> Assigned task: From the line that contains "Transcribe this image's" to the last line of the entries, write each line out exactly; include both ends and nothing else.

Items listed in a dataset:
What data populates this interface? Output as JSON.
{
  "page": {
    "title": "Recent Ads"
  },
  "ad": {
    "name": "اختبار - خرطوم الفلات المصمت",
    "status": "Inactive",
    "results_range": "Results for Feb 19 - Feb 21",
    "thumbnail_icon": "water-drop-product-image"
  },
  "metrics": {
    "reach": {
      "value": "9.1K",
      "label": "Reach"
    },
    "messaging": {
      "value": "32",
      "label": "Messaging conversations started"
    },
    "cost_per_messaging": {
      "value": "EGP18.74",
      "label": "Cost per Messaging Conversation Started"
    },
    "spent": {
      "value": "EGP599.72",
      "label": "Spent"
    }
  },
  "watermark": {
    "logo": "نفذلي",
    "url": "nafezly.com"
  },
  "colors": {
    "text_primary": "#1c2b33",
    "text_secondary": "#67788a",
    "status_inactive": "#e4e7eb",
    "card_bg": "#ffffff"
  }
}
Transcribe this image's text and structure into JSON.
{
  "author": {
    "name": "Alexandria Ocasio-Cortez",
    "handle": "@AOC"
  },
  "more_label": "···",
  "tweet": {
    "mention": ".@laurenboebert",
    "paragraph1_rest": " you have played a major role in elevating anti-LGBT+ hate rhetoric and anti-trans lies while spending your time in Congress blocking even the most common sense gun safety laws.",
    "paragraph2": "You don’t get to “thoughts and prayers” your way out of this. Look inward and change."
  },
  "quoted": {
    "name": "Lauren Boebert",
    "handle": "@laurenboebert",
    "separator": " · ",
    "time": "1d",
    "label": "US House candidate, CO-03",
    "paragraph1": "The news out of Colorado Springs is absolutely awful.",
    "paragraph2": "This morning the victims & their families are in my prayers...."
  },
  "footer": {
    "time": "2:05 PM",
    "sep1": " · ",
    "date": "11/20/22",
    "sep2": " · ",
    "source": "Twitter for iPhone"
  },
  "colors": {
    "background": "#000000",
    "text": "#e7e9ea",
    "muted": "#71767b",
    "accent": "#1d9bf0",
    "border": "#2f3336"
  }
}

> Task output:
Transcribe this image's text and structure into JSON.
{
  "author": {
    "name": "Alexandria Ocasio-Cortez",
    "handle": "@AOC"
  },
  "more_label": "···",
  "tweet": {
    "mention": ".@laurenboebert",
    "paragraph1_rest": " you have played a major role in elevating anti-LGBT+ hate rhetoric and anti-trans lies while spending your time in Congress blocking even the most common sense gun safety laws.",
    "paragraph2": "You don’t get to “thoughts and prayers” your way out of this. Look inward and change."
  },
  "quoted": {
    "name": "Lauren Boebert",
    "handle": "@laurenboebert",
    "separator": " · ",
    "time": "1d",
    "label": "US House candidate, CO-03",
    "paragraph1": "The news out of Colorado Springs is absolutely awful.",
    "paragraph2": "This morning the victims & their families are in my prayers...."
  },
  "footer": {
    "time": "2:05 PM",
    "sep1": " · ",
    "date": "11/20/22",
    "sep2": " · ",
    "source": "Twitter for iPhone"
  },
  "colors": {
    "background": "#000000",
    "text": "#e7e9ea",
    "muted": "#71767b",
    "accent": "#1d9bf0",
    "border": "#2f3336"
  }
}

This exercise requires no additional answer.